The details of laws governing Wisconsin Lake Districts can be found in Chapter 33 of the Wisconsin State Statues. Other reference material available at UWSP - UW Extension Lakes.
What is a Lake District?
A lake district is a special purpose unit of . The first districts came into existence in 1974 with the passing of Chapter 33 of the Wisconsin State Statues. There are nearly 200 lake districts in Wisconsin today.
What is its purpose?
The purpose of a lake district is to maintain, protect, and improve the quality of a lake and its watershed for the mutual good of the members and the lake environment.
How is a lake district formed?
A lake district can be formed in one of four ways:
- By 51% of the landowners in the proposed district petitioning the county or town board
- By owners of 51% of the land in the proposed district petitioning the county or town board
- Resolution of a village board or city council
- Conversion of a town sanitary district
Who is included?
The boundaries usually include the property of all riparian owners and can include off-lake property that benefits from the lake or affects the lakes watershed.

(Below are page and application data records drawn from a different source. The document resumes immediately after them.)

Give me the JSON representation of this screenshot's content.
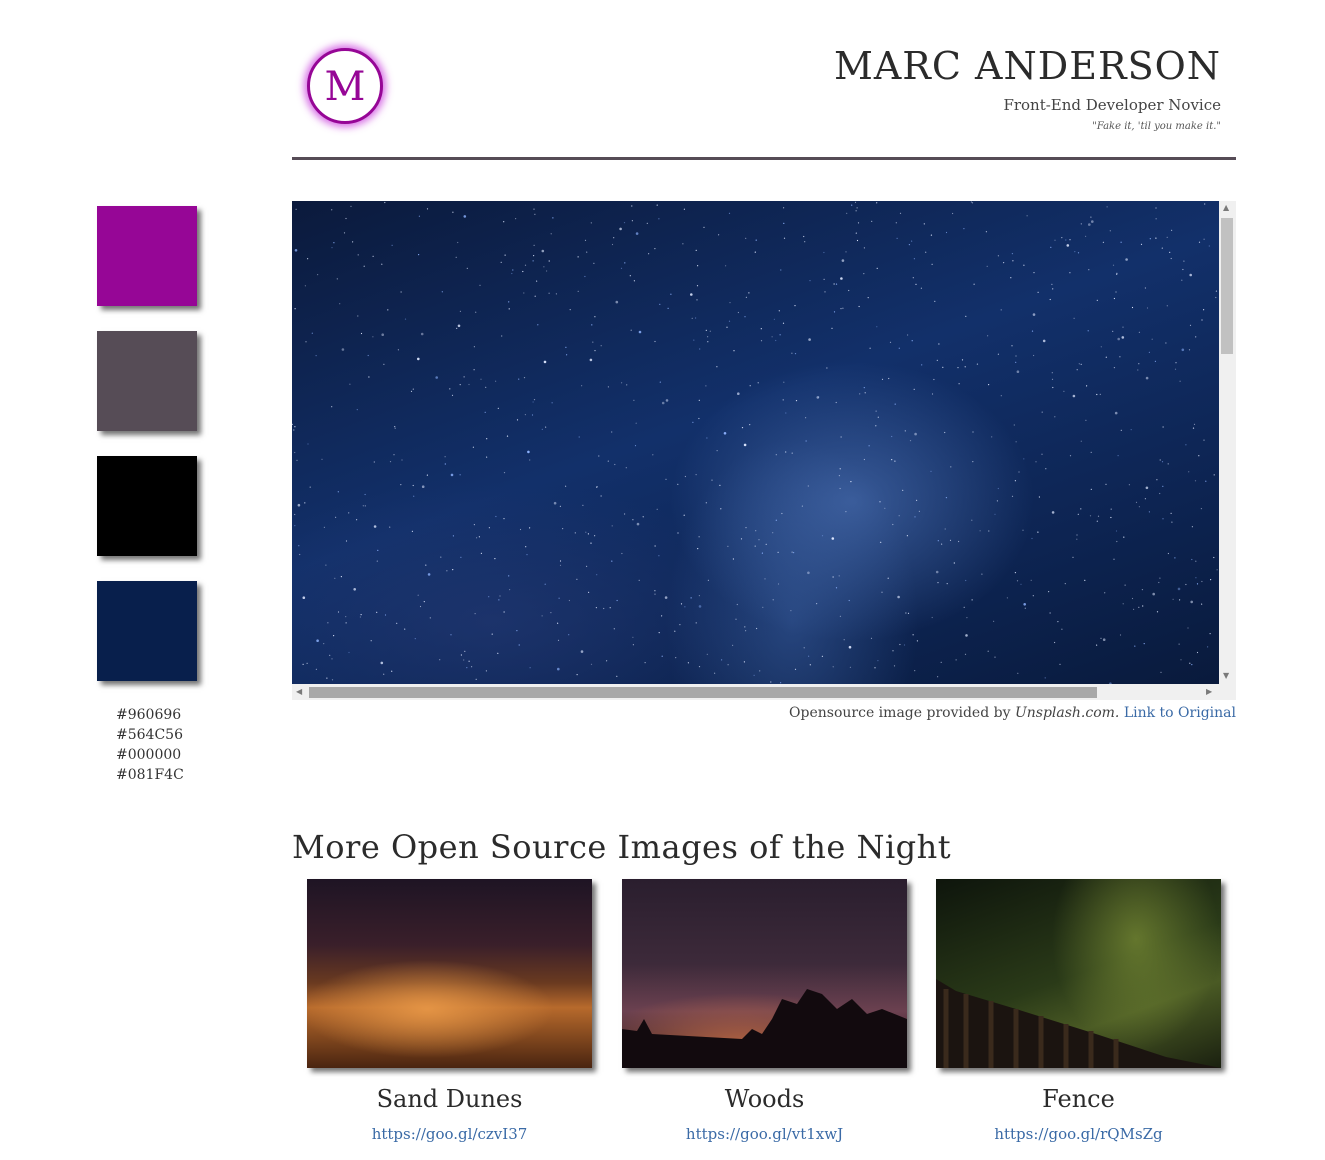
{
  "header": {
    "logo_letter": "M",
    "name": "MARC ANDERSON",
    "role": "Front-End Developer Novice",
    "quote": "\"Fake it, 'til you make it.\""
  },
  "palette": [
    {
      "hex": "#960696"
    },
    {
      "hex": "#564C56"
    },
    {
      "hex": "#000000"
    },
    {
      "hex": "#081F4C"
    }
  ],
  "main_image": {
    "subject": "starry night sky",
    "credit_prefix": "Opensource image provided by",
    "credit_source": "Unsplash.com.",
    "credit_link": "Link to Original"
  },
  "gallery": {
    "title": "More Open Source Images of the Night",
    "items": [
      {
        "title": "Sand Dunes",
        "link": "https://goo.gl/czvI37"
      },
      {
        "title": "Woods",
        "link": "https://goo.gl/vt1xwJ"
      },
      {
        "title": "Fence",
        "link": "https://goo.gl/rQMsZg"
      }
    ]
  }
}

The district may include all or part of a lake or more than one lake. A city or village must give its approval to be included in a district.

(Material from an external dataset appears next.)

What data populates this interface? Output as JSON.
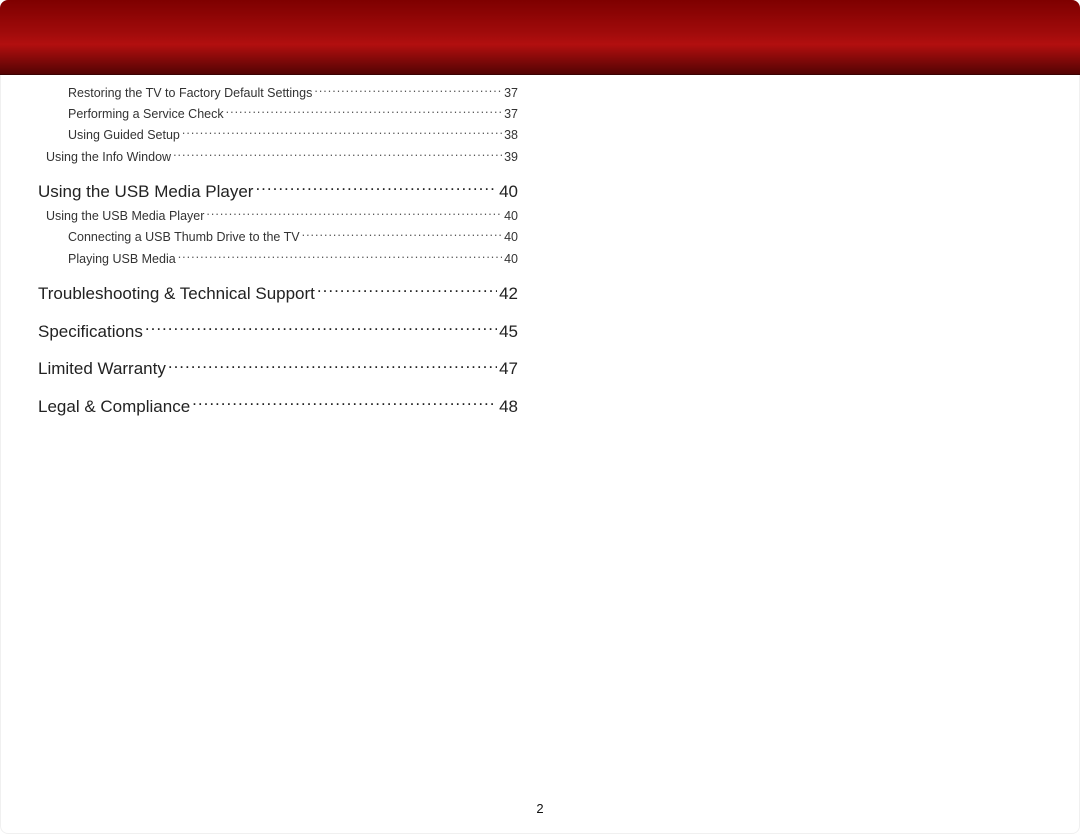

How is a lake district run?
Within a lake district, all property owners share in the cost of management activities undertaken by the district. A lake district is a true example of participatory democracy. Residents who live in the district are eligible voters and all property owners have a vote in the affairs of the district. This is accomplished at an annual meeting which must be held between May 22 and September 8 each year.

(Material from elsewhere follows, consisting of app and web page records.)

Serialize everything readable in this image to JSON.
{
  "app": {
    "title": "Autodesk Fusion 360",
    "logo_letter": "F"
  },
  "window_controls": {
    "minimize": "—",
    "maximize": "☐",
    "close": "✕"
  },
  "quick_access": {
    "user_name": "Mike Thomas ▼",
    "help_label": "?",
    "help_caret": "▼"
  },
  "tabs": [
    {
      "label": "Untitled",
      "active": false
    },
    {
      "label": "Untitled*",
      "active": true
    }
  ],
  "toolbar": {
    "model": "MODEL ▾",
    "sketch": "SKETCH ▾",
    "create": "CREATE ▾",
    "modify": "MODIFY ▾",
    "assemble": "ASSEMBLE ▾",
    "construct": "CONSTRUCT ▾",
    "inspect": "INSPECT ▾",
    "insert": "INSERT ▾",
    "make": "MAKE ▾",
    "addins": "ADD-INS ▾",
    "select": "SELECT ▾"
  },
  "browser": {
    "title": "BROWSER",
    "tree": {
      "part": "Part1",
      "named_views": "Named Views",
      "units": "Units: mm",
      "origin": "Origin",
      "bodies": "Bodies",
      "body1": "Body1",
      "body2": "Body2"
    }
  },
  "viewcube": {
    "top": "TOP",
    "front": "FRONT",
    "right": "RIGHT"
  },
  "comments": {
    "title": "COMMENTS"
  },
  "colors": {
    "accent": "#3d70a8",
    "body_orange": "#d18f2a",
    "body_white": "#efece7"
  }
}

Major decisions of annual meeting can include:
- Election of commissioners
- Approval of budgets
- Approval of contracts or projects exceeding $5000
How is the lake district financed?
Property owners living within the boundaries of a lake district are required by law to pay the fees. The amount of those fees is voted on by the members at the annual meeting. This fee is usually a part of your property tax bill and may come in the form of a mill levy (it can be no more than 2.5 mill and is often much less, some districts have no fees of any sort), a special assessment, or user charge. Borrowing or grant programs can also be used to raise money if approved at the annual meeting.
What can a lake district do?
- Make contracts, purchase or sell land, disburse money, take out loans, accept grants, sue and be sued.
- Develop and carry out surveys or studies, manage aquatic plants, aeration, control erosion, dredge, control dams, monitor water quality
- A town, village, or city delegates to the district the authority to adopt lake use regulations. These may include regulation of boating equipment, use, or operation; aircraft; and travel on ice-bound lakes.
- Permits are needed from the DNR for some of these operations. The district has no authority to control land use.
Who runs a lake district?
Normally, a lake district's day-to-day activities are carried out by a board of five commissioners. One is appointed by the county, one by the town. The remaining three are elected by the membership. One must be a resident and the other two, either residents or property owners in the district. An exception to this convention could be the district was formed by the resolution of a town or village board or city council. Then, the governing body itself serves as the board of commissioners. At all times, the powers of the commissioners are subject to the decisions of the membership at the annual meeting. The commissioners must meet quarterly and the open meeting laws apply.
- Manage fiscal matters
- Maintain working relations and cooperation with the district and agency officials
- Develop plans, goals, research and surveys for the protection and rehabilitation of the lake.
Can the district be dissolved?
An existing district may be dissolved by a 2/3 vote of the members at an annual meeting.